* Task objective
Nothing but a number should be returned: the count of lines in the records that contain "actors".

*** Supplied data ***

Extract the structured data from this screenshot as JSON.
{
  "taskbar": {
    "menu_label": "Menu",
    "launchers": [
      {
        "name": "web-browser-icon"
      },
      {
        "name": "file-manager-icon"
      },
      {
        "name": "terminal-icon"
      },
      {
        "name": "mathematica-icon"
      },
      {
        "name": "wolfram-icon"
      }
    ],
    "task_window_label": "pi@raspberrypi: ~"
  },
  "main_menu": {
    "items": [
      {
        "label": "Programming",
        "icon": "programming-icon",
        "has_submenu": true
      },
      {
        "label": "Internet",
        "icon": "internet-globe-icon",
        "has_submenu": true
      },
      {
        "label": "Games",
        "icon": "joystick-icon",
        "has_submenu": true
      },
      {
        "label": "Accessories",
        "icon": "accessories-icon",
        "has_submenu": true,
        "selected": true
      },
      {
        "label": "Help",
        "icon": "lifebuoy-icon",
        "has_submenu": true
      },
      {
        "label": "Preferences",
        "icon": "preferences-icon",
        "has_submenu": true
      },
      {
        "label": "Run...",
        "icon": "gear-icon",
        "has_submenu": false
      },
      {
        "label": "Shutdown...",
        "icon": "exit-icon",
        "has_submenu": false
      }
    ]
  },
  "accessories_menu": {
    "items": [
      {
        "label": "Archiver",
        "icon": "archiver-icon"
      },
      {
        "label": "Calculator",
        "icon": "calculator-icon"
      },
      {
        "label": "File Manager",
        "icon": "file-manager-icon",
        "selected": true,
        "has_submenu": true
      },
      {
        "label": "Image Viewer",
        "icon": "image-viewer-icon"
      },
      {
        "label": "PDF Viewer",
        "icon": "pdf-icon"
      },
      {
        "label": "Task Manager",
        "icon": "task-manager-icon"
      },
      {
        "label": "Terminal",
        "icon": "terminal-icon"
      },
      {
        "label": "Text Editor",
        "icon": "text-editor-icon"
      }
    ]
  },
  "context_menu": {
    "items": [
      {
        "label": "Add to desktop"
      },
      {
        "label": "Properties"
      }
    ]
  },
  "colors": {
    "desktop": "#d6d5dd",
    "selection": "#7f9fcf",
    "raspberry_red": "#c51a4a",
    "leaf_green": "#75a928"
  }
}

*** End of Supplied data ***
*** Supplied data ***

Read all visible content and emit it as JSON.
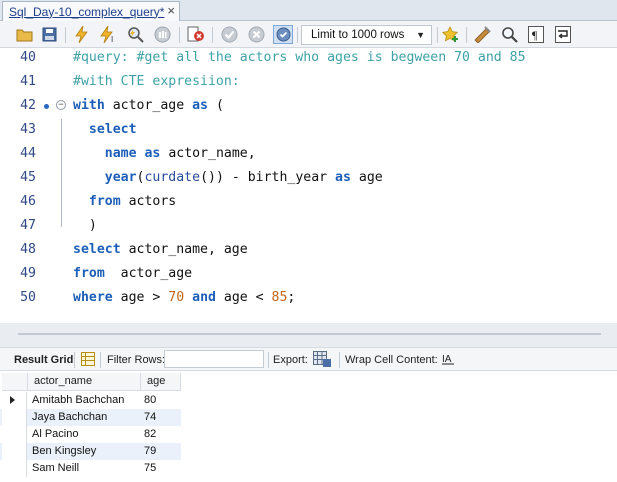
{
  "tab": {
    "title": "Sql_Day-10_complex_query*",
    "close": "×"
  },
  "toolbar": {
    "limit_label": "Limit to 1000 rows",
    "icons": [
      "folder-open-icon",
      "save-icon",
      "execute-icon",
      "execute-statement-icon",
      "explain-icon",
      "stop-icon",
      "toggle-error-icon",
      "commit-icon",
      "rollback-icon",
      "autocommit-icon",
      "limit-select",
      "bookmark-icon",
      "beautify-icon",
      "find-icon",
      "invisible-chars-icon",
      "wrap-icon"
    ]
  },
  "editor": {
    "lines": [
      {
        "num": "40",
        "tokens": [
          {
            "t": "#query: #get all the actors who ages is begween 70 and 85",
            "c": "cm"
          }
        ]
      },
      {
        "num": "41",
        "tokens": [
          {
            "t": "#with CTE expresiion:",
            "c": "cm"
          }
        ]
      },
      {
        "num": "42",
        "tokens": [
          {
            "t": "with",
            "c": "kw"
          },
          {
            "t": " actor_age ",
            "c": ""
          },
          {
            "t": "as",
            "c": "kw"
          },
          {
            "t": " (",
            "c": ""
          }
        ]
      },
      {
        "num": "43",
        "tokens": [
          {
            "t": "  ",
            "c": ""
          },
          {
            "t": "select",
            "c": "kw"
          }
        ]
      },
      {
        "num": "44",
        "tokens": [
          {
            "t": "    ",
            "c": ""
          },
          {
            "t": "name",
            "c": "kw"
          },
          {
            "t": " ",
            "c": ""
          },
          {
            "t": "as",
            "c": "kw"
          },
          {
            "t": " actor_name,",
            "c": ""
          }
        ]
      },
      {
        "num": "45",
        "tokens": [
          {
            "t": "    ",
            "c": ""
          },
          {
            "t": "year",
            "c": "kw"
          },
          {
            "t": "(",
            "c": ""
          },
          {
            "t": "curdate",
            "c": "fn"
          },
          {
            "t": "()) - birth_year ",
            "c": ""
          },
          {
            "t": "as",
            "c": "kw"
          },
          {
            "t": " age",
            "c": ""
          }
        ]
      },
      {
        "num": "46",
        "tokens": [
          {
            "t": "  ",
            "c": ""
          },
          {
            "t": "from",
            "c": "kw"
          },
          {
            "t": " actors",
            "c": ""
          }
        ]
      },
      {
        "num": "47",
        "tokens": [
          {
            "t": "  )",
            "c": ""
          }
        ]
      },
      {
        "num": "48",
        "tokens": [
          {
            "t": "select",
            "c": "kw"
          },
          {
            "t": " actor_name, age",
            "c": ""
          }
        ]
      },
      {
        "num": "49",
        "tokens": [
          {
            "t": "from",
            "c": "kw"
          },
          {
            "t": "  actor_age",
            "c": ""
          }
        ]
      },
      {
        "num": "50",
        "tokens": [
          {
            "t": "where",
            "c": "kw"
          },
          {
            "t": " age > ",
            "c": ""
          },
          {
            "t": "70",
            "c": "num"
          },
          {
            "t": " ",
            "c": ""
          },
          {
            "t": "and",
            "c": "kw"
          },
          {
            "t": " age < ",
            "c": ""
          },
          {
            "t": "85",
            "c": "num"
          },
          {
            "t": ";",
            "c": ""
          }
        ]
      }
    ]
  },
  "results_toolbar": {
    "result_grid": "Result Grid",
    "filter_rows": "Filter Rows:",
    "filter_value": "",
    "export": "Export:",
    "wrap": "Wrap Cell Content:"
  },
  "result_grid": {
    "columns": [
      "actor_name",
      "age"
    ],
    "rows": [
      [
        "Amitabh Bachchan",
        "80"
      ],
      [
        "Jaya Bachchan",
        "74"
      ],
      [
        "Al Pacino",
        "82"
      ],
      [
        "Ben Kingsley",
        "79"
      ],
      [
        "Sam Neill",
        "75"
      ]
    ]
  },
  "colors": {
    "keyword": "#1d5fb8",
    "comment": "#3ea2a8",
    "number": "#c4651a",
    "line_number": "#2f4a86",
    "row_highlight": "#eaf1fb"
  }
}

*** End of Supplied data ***

* Output of the exercise
2